Birthed any superstars yet?
Well, not yet but we’ve had more than 3000 downloads of the fist volume. When you think a lot of these artists have never released anything before, or were selling 50 copies of their stuff in Australia – if they were doing well – that’s a good result.
Independent record stores such as Waterfront and Red Eye [in Sydney] were so important to people like me growing up. Do you see parallels between music stores of old and online labels such as NWA now?
It’s a huge question, we could write a thesis on it. I think we’ve always aligned ourselves to critics and curators in order to find music. Essentially that’s the role of a good indie store, we rely on their stock list to guide us, and we take pleasure from finding ourselves in the company of kindred spirits.
But when we don’t have a good record store nearby, or we want to find something from much further afield, then blogs and net labels will easily perform that function. My blog roll has been gradually whittled down to a handful of impeccable curators whose judgment I rely on almost 100 percent.
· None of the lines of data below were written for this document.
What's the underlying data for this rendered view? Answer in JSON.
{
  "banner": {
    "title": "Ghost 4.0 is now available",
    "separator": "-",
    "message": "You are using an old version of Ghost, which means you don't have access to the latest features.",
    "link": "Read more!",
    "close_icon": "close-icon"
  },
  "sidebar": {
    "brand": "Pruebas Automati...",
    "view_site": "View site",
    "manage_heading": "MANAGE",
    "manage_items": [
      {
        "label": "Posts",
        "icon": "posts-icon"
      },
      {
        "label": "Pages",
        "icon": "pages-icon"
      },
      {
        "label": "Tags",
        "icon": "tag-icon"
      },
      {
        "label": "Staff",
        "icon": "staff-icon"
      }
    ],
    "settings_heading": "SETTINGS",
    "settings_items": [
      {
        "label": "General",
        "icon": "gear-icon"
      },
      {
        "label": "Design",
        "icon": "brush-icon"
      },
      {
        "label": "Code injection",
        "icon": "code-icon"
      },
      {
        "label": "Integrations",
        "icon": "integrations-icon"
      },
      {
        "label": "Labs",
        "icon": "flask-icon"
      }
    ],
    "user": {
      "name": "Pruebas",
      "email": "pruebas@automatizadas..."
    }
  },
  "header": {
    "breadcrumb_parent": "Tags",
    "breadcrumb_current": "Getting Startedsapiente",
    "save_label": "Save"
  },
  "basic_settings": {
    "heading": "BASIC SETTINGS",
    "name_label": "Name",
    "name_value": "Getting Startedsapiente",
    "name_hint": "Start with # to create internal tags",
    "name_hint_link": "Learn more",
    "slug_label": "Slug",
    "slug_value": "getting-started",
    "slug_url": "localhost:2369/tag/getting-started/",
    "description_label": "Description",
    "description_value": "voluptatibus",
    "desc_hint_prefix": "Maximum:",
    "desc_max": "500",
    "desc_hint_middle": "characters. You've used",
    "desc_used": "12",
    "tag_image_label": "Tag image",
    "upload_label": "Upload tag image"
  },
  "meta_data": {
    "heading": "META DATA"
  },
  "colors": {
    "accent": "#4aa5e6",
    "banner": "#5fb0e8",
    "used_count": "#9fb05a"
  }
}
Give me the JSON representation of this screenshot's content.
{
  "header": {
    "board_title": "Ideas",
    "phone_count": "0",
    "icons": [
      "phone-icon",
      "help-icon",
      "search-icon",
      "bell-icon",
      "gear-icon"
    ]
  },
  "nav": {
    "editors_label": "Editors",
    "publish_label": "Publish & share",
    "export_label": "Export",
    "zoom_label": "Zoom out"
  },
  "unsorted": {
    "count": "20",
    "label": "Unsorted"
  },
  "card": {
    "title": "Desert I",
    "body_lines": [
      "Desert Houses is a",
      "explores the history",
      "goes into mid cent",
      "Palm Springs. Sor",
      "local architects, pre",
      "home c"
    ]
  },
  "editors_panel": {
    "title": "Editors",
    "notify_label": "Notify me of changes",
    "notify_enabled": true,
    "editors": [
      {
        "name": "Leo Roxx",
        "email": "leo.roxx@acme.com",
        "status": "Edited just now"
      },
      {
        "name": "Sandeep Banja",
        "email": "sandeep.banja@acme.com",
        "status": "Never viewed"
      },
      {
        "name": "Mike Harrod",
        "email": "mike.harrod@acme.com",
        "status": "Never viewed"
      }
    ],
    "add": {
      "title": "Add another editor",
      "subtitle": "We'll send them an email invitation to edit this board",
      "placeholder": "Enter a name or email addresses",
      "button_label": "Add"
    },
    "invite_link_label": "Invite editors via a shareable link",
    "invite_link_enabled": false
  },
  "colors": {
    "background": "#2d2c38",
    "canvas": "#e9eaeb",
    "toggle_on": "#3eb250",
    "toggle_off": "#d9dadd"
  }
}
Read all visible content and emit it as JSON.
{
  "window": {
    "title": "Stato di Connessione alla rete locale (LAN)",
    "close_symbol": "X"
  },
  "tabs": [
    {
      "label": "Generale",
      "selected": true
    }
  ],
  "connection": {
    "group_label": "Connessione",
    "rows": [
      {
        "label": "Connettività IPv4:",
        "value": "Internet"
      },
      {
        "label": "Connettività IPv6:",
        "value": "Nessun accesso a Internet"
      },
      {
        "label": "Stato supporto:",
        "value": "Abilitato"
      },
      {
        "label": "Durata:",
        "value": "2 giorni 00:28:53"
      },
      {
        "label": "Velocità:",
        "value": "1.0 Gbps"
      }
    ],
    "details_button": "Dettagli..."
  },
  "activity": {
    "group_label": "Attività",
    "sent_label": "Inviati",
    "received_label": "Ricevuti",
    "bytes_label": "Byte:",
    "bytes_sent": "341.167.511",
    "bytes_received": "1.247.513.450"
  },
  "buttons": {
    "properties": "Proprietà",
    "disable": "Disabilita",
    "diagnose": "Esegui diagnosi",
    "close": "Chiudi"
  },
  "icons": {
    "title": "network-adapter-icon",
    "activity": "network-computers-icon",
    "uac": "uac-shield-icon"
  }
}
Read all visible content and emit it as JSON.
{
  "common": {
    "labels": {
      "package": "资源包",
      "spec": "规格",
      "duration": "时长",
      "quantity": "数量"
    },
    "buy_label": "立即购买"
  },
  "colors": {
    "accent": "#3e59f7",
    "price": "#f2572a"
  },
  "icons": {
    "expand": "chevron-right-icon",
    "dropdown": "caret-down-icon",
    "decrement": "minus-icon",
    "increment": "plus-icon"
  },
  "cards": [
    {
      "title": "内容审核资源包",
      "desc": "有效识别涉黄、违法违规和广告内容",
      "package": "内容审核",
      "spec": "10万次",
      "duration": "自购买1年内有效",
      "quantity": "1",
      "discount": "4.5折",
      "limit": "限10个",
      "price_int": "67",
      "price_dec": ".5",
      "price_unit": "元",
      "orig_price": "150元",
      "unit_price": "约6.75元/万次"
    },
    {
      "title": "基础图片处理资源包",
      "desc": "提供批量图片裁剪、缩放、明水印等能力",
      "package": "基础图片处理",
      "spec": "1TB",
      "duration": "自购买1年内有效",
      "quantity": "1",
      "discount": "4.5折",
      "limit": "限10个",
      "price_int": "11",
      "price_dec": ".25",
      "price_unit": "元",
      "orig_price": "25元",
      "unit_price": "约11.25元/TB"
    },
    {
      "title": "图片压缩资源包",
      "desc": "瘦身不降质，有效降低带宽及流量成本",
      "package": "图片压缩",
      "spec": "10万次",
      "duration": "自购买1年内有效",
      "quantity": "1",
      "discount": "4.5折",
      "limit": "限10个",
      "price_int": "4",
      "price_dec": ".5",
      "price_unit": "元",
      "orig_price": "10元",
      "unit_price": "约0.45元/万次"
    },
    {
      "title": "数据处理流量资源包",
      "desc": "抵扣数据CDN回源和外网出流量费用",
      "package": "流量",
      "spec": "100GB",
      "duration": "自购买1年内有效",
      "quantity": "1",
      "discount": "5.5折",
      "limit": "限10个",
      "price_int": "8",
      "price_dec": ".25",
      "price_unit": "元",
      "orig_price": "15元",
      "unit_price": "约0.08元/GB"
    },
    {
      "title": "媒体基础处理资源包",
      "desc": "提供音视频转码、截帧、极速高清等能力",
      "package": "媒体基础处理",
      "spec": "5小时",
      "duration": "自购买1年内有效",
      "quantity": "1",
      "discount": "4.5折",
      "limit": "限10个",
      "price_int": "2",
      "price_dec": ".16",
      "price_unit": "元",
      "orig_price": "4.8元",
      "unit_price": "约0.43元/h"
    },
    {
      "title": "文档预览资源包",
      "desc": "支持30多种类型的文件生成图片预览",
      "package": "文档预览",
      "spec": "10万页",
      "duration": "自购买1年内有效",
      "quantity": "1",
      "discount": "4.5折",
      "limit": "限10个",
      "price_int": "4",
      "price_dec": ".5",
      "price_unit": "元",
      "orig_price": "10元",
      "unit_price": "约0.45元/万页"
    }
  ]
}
That level of trust only comes from kissing a legion of frogs and trawling through mountains of shit. But thank fuck I’ve found them.
That said, I still love walking into somewhere like Repressed Records in Newtown and sticking a 7″ in a brown paper bag – I doubt I’ll ever find a way to beat that minor thrill.
What’s been most surprising about the project so far?
How quickly it all came together. From the first idea to the release of the first volume was only a few weeks apart. And that’s purely down to the support and trust of everyone involved. It shows you don’t need to sit around planning and scheming forever, just get your work out there. Clarity through action. If you fuck up, so be it – at least you’re moving things forward.
See Mess+Noise version here.